**EXERCISE OBJECTIVE:** Keep the wording of each record exactly the same when you repeat it, and leave out pictures.

**AVAILABLE DATA:**
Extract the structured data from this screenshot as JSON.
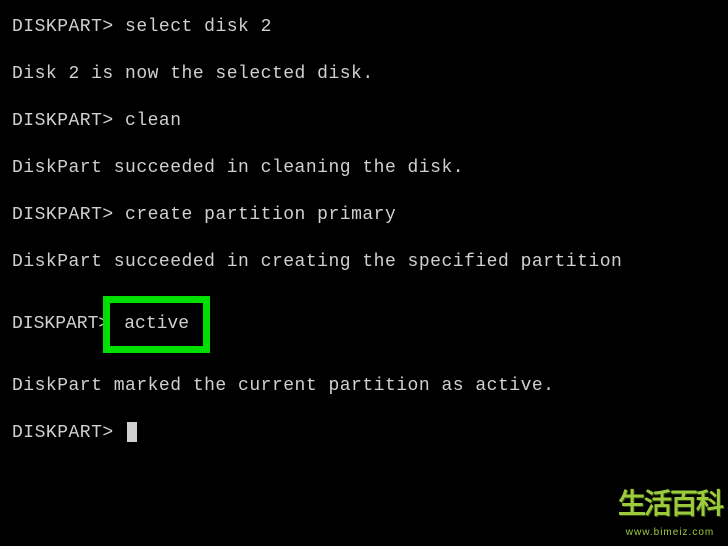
{
  "terminal": {
    "prompt": "DISKPART>",
    "lines": {
      "l1_cmd": "select disk 2",
      "l2_out": "Disk 2 is now the selected disk.",
      "l3_cmd": "clean",
      "l4_out": "DiskPart succeeded in cleaning the disk.",
      "l5_cmd": "create partition primary",
      "l6_out": "DiskPart succeeded in creating the specified partition",
      "l7_cmd": "active",
      "l8_out": "DiskPart marked the current partition as active."
    }
  },
  "highlight": {
    "text": "active",
    "color": "#00e000"
  },
  "watermark": {
    "chars": "生活百科",
    "url": "www.bimeiz.com"
  }
}
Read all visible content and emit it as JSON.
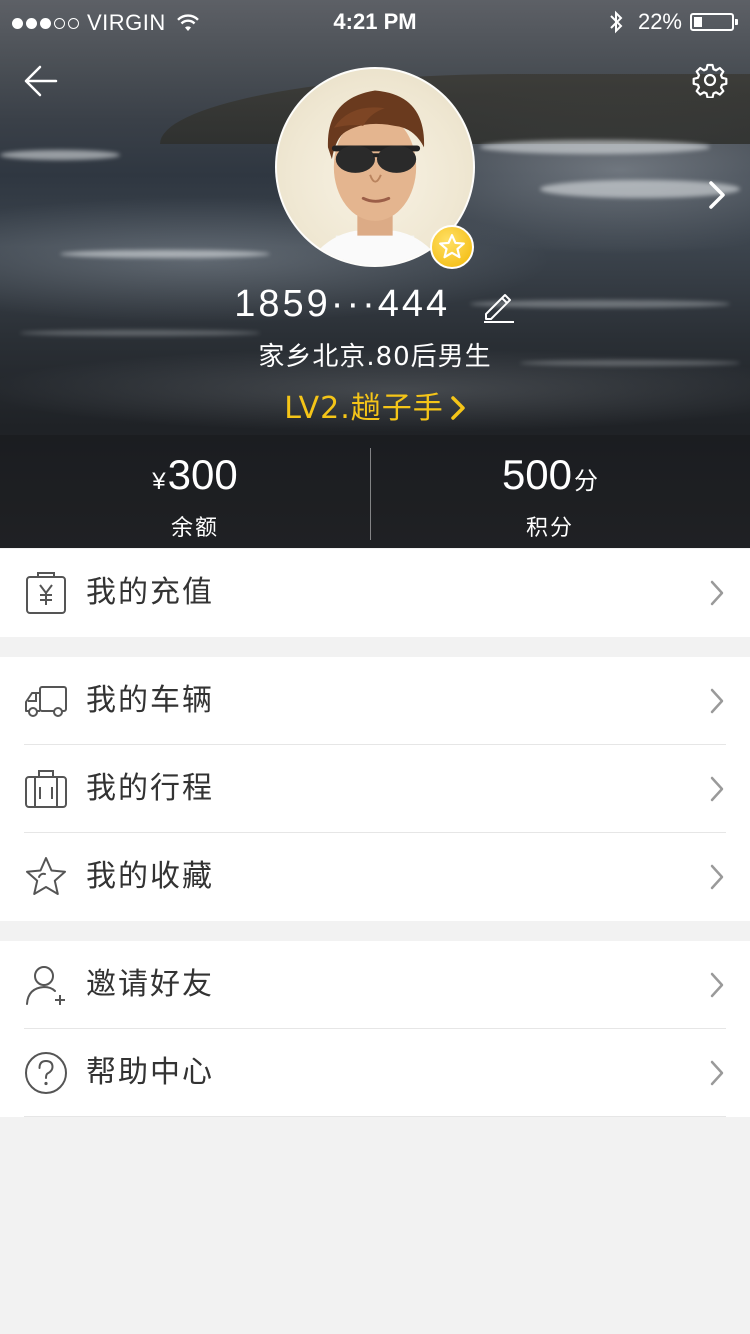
{
  "status_bar": {
    "carrier": "VIRGIN",
    "time": "4:21 PM",
    "battery": "22%",
    "battery_level": 0.22,
    "signal_dots_filled": 3,
    "signal_dots_total": 5
  },
  "profile": {
    "phone": "1859···444",
    "bio": "家乡北京.80后男生",
    "level": "LV2.趟子手"
  },
  "stats": {
    "balance": {
      "currency": "¥",
      "value": "300",
      "label": "余额"
    },
    "points": {
      "value": "500",
      "unit": "分",
      "label": "积分"
    }
  },
  "menu": {
    "groups": [
      {
        "items": [
          {
            "icon": "recharge-icon",
            "label": "我的充值"
          }
        ]
      },
      {
        "items": [
          {
            "icon": "truck-icon",
            "label": "我的车辆"
          },
          {
            "icon": "luggage-icon",
            "label": "我的行程"
          },
          {
            "icon": "star-icon",
            "label": "我的收藏"
          }
        ]
      },
      {
        "items": [
          {
            "icon": "add-friend-icon",
            "label": "邀请好友"
          },
          {
            "icon": "help-icon",
            "label": "帮助中心"
          }
        ]
      }
    ]
  },
  "colors": {
    "accent_gold": "#f5c518",
    "page_background": "#f2f2f2",
    "icon_gray": "#555555",
    "chevron_gray": "#9a9a9a"
  }
}
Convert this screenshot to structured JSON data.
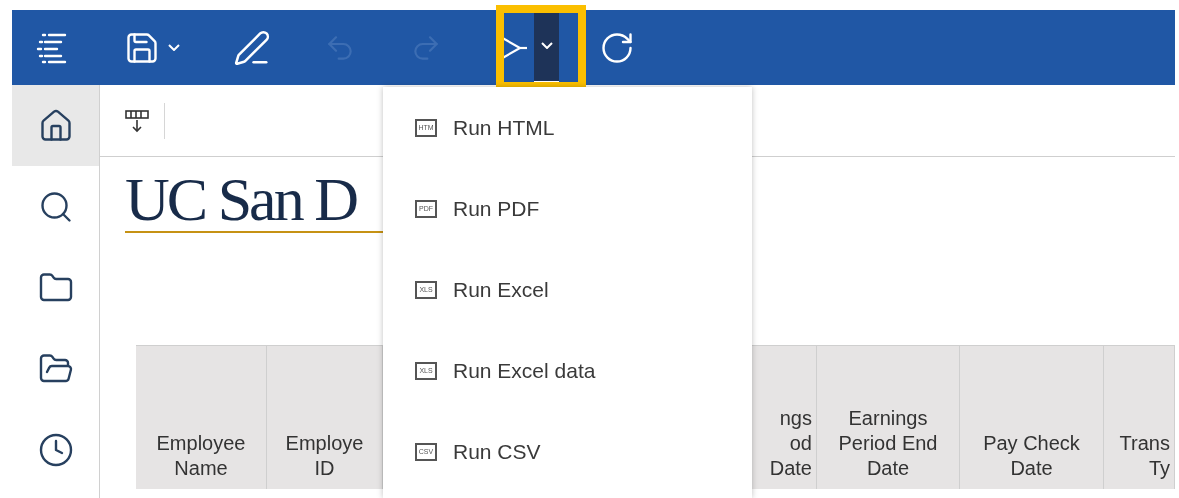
{
  "toolbar": {
    "items": [
      {
        "kind": "menu",
        "disabled": false
      },
      {
        "kind": "save",
        "disabled": false
      },
      {
        "kind": "caret",
        "disabled": false
      },
      {
        "kind": "edit",
        "disabled": false
      },
      {
        "kind": "undo",
        "disabled": true
      },
      {
        "kind": "redo",
        "disabled": true
      },
      {
        "kind": "run",
        "disabled": false
      },
      {
        "kind": "run-options",
        "disabled": false,
        "expanded": true
      },
      {
        "kind": "refresh",
        "disabled": false
      }
    ]
  },
  "sidebar": {
    "items": [
      {
        "kind": "home",
        "selected": true
      },
      {
        "kind": "search",
        "selected": false
      },
      {
        "kind": "folder",
        "selected": false
      },
      {
        "kind": "my-folder",
        "selected": false
      },
      {
        "kind": "recent",
        "selected": false
      }
    ]
  },
  "logo": {
    "text": "UC San D"
  },
  "run_menu": {
    "items": [
      {
        "label": "Run HTML",
        "badge": "HTM"
      },
      {
        "label": "Run PDF",
        "badge": "PDF"
      },
      {
        "label": "Run Excel",
        "badge": "XLS"
      },
      {
        "label": "Run Excel data",
        "badge": "XLS"
      },
      {
        "label": "Run CSV",
        "badge": "CSV"
      }
    ]
  },
  "table": {
    "columns": [
      {
        "label": "Employee\nName"
      },
      {
        "label": "Employe\nID"
      },
      {
        "label": "ngs\nod\nDate"
      },
      {
        "label": "Earnings\nPeriod End\nDate"
      },
      {
        "label": "Pay Check\nDate"
      },
      {
        "label": "Trans\nTy"
      }
    ]
  }
}
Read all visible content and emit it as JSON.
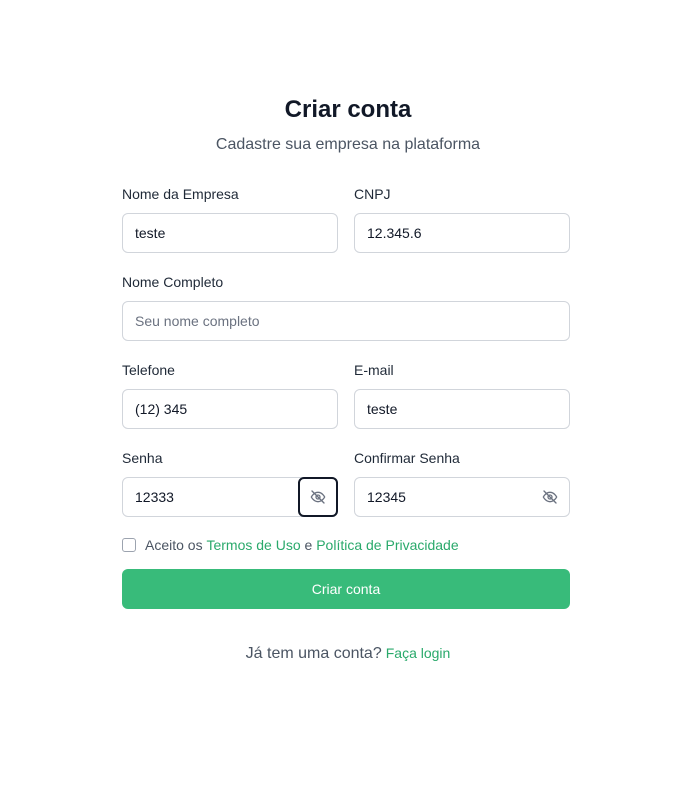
{
  "header": {
    "title": "Criar conta",
    "subtitle": "Cadastre sua empresa na plataforma"
  },
  "form": {
    "company_name": {
      "label": "Nome da Empresa",
      "value": "teste",
      "placeholder": ""
    },
    "cnpj": {
      "label": "CNPJ",
      "value": "12.345.6",
      "placeholder": ""
    },
    "full_name": {
      "label": "Nome Completo",
      "value": "",
      "placeholder": "Seu nome completo"
    },
    "phone": {
      "label": "Telefone",
      "value": "(12) 345",
      "placeholder": ""
    },
    "email": {
      "label": "E-mail",
      "value": "teste",
      "placeholder": ""
    },
    "password": {
      "label": "Senha",
      "value": "12333",
      "placeholder": ""
    },
    "confirm_password": {
      "label": "Confirmar Senha",
      "value": "12345",
      "placeholder": ""
    }
  },
  "terms": {
    "prefix": "Aceito os",
    "terms_link": "Termos de Uso",
    "connector": "e",
    "privacy_link": "Política de Privacidade",
    "checked": false
  },
  "submit_label": "Criar conta",
  "footer": {
    "question": "Já tem uma conta?",
    "login_link": "Faça login"
  },
  "icons": {
    "password_toggle": "eye-off-icon"
  },
  "colors": {
    "accent": "#38bb7a",
    "link": "#2aa96b",
    "text": "#111827",
    "muted": "#4b5563",
    "border": "#d1d5db"
  }
}
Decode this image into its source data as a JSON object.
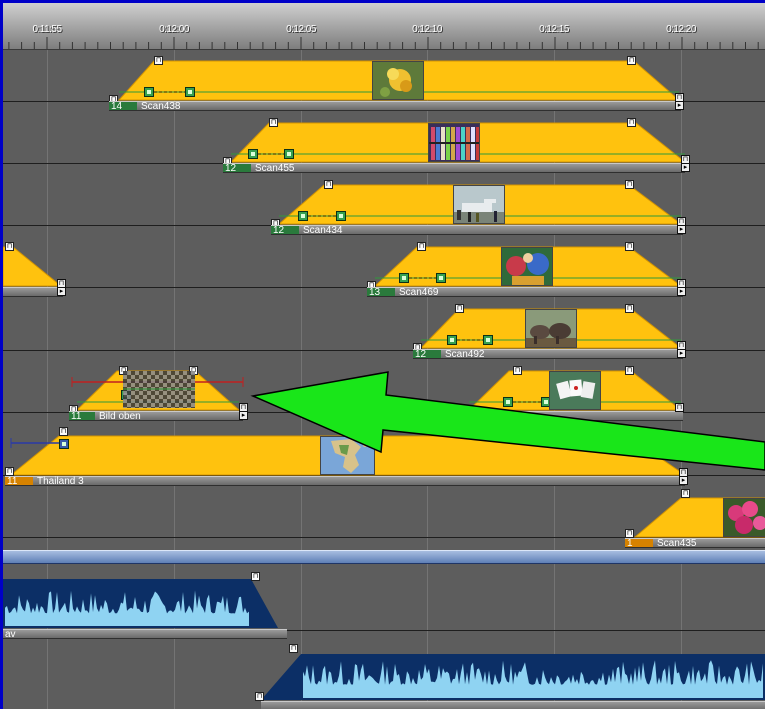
{
  "ruler": {
    "labels": [
      "0:11:55",
      "0:12:00",
      "0:12:05",
      "0:12:10",
      "0:12:15",
      "0:12:20"
    ]
  },
  "clips": [
    {
      "number": "14",
      "name": "Scan438",
      "thumb": "flower"
    },
    {
      "number": "12",
      "name": "Scan455",
      "thumb": "shelf"
    },
    {
      "number": "12",
      "name": "Scan434",
      "thumb": "plane"
    },
    {
      "number": "13",
      "name": "Scan469",
      "thumb": "parade"
    },
    {
      "number": "12",
      "name": "Scan492",
      "thumb": "elephants"
    },
    {
      "number": "",
      "name": "",
      "thumb": "cards"
    },
    {
      "number": "11",
      "name": "Bild oben",
      "thumb": "checker"
    },
    {
      "number": "11",
      "name": "Thailand 3",
      "thumb": "map"
    },
    {
      "number": "1",
      "name": "Scan435",
      "thumb": "orchid"
    }
  ],
  "audio": {
    "track1_label": "av",
    "track2_label": ""
  },
  "colors": {
    "clip_fill": "#ffc20e",
    "accent_arrow": "#19e619",
    "timeline_bg": "#5d5d5d",
    "audio_wave_bg": "#0c2f66",
    "audio_wave": "#8fd3f2",
    "window_border": "#0000c8"
  }
}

**OUTPUT OF THE TASK:**
Extract the structured data from this screenshot as JSON.
{
  "terminal": {
    "prompt": "DISKPART>",
    "lines": {
      "l1_cmd": "select disk 2",
      "l2_out": "Disk 2 is now the selected disk.",
      "l3_cmd": "clean",
      "l4_out": "DiskPart succeeded in cleaning the disk.",
      "l5_cmd": "create partition primary",
      "l6_out": "DiskPart succeeded in creating the specified partition",
      "l7_cmd": "active",
      "l8_out": "DiskPart marked the current partition as active."
    }
  },
  "highlight": {
    "text": "active",
    "color": "#00e000"
  },
  "watermark": {
    "chars": "生活百科",
    "url": "www.bimeiz.com"
  }
}
Read all visible content and emit it as JSON.
{
  "status_bar": {
    "carrier": "VIRGIN",
    "time": "4:21 PM",
    "battery": "22%",
    "battery_level": 0.22,
    "signal_dots_filled": 3,
    "signal_dots_total": 5
  },
  "profile": {
    "phone": "1859···444",
    "bio": "家乡北京.80后男生",
    "level": "LV2.趟子手"
  },
  "stats": {
    "balance": {
      "currency": "¥",
      "value": "300",
      "label": "余额"
    },
    "points": {
      "value": "500",
      "unit": "分",
      "label": "积分"
    }
  },
  "menu": {
    "groups": [
      {
        "items": [
          {
            "icon": "recharge-icon",
            "label": "我的充值"
          }
        ]
      },
      {
        "items": [
          {
            "icon": "truck-icon",
            "label": "我的车辆"
          },
          {
            "icon": "luggage-icon",
            "label": "我的行程"
          },
          {
            "icon": "star-icon",
            "label": "我的收藏"
          }
        ]
      },
      {
        "items": [
          {
            "icon": "add-friend-icon",
            "label": "邀请好友"
          },
          {
            "icon": "help-icon",
            "label": "帮助中心"
          }
        ]
      }
    ]
  },
  "colors": {
    "accent_gold": "#f5c518",
    "page_background": "#f2f2f2",
    "icon_gray": "#555555",
    "chevron_gray": "#9a9a9a"
  }
}
Convert this screenshot to structured JSON data.
{
  "toolbar": {
    "items": [
      {
        "kind": "menu",
        "disabled": false
      },
      {
        "kind": "save",
        "disabled": false
      },
      {
        "kind": "caret",
        "disabled": false
      },
      {
        "kind": "edit",
        "disabled": false
      },
      {
        "kind": "undo",
        "disabled": true
      },
      {
        "kind": "redo",
        "disabled": true
      },
      {
        "kind": "run",
        "disabled": false
      },
      {
        "kind": "run-options",
        "disabled": false,
        "expanded": true
      },
      {
        "kind": "refresh",
        "disabled": false
      }
    ]
  },
  "sidebar": {
    "items": [
      {
        "kind": "home",
        "selected": true
      },
      {
        "kind": "search",
        "selected": false
      },
      {
        "kind": "folder",
        "selected": false
      },
      {
        "kind": "my-folder",
        "selected": false
      },
      {
        "kind": "recent",
        "selected": false
      }
    ]
  },
  "logo": {
    "text": "UC San D"
  },
  "run_menu": {
    "items": [
      {
        "label": "Run HTML",
        "badge": "HTM"
      },
      {
        "label": "Run PDF",
        "badge": "PDF"
      },
      {
        "label": "Run Excel",
        "badge": "XLS"
      },
      {
        "label": "Run Excel data",
        "badge": "XLS"
      },
      {
        "label": "Run CSV",
        "badge": "CSV"
      }
    ]
  },
  "table": {
    "columns": [
      {
        "label": "Employee\nName"
      },
      {
        "label": "Employe\nID"
      },
      {
        "label": "ngs\nod\nDate"
      },
      {
        "label": "Earnings\nPeriod End\nDate"
      },
      {
        "label": "Pay Check\nDate"
      },
      {
        "label": "Trans\nTy"
      }
    ]
  }
}
Read all visible content and emit it as JSON.
{
  "header": {
    "title": "Criar conta",
    "subtitle": "Cadastre sua empresa na plataforma"
  },
  "form": {
    "company_name": {
      "label": "Nome da Empresa",
      "value": "teste",
      "placeholder": ""
    },
    "cnpj": {
      "label": "CNPJ",
      "value": "12.345.6",
      "placeholder": ""
    },
    "full_name": {
      "label": "Nome Completo",
      "value": "",
      "placeholder": "Seu nome completo"
    },
    "phone": {
      "label": "Telefone",
      "value": "(12) 345",
      "placeholder": ""
    },
    "email": {
      "label": "E-mail",
      "value": "teste",
      "placeholder": ""
    },
    "password": {
      "label": "Senha",
      "value": "12333",
      "placeholder": ""
    },
    "confirm_password": {
      "label": "Confirmar Senha",
      "value": "12345",
      "placeholder": ""
    }
  },
  "terms": {
    "prefix": "Aceito os",
    "terms_link": "Termos de Uso",
    "connector": "e",
    "privacy_link": "Política de Privacidade",
    "checked": false
  },
  "submit_label": "Criar conta",
  "footer": {
    "question": "Já tem uma conta?",
    "login_link": "Faça login"
  },
  "icons": {
    "password_toggle": "eye-off-icon"
  },
  "colors": {
    "accent": "#38bb7a",
    "link": "#2aa96b",
    "text": "#111827",
    "muted": "#4b5563",
    "border": "#d1d5db"
  }
}
Decode this image into its source data as a JSON object.
{
  "ruler": {
    "labels": [
      "0:11:55",
      "0:12:00",
      "0:12:05",
      "0:12:10",
      "0:12:15",
      "0:12:20"
    ]
  },
  "clips": [
    {
      "number": "14",
      "name": "Scan438",
      "thumb": "flower"
    },
    {
      "number": "12",
      "name": "Scan455",
      "thumb": "shelf"
    },
    {
      "number": "12",
      "name": "Scan434",
      "thumb": "plane"
    },
    {
      "number": "13",
      "name": "Scan469",
      "thumb": "parade"
    },
    {
      "number": "12",
      "name": "Scan492",
      "thumb": "elephants"
    },
    {
      "number": "",
      "name": "",
      "thumb": "cards"
    },
    {
      "number": "11",
      "name": "Bild oben",
      "thumb": "checker"
    },
    {
      "number": "11",
      "name": "Thailand 3",
      "thumb": "map"
    },
    {
      "number": "1",
      "name": "Scan435",
      "thumb": "orchid"
    }
  ],
  "audio": {
    "track1_label": "av",
    "track2_label": ""
  },
  "colors": {
    "clip_fill": "#ffc20e",
    "accent_arrow": "#19e619",
    "timeline_bg": "#5d5d5d",
    "audio_wave_bg": "#0c2f66",
    "audio_wave": "#8fd3f2",
    "window_border": "#0000c8"
  }
}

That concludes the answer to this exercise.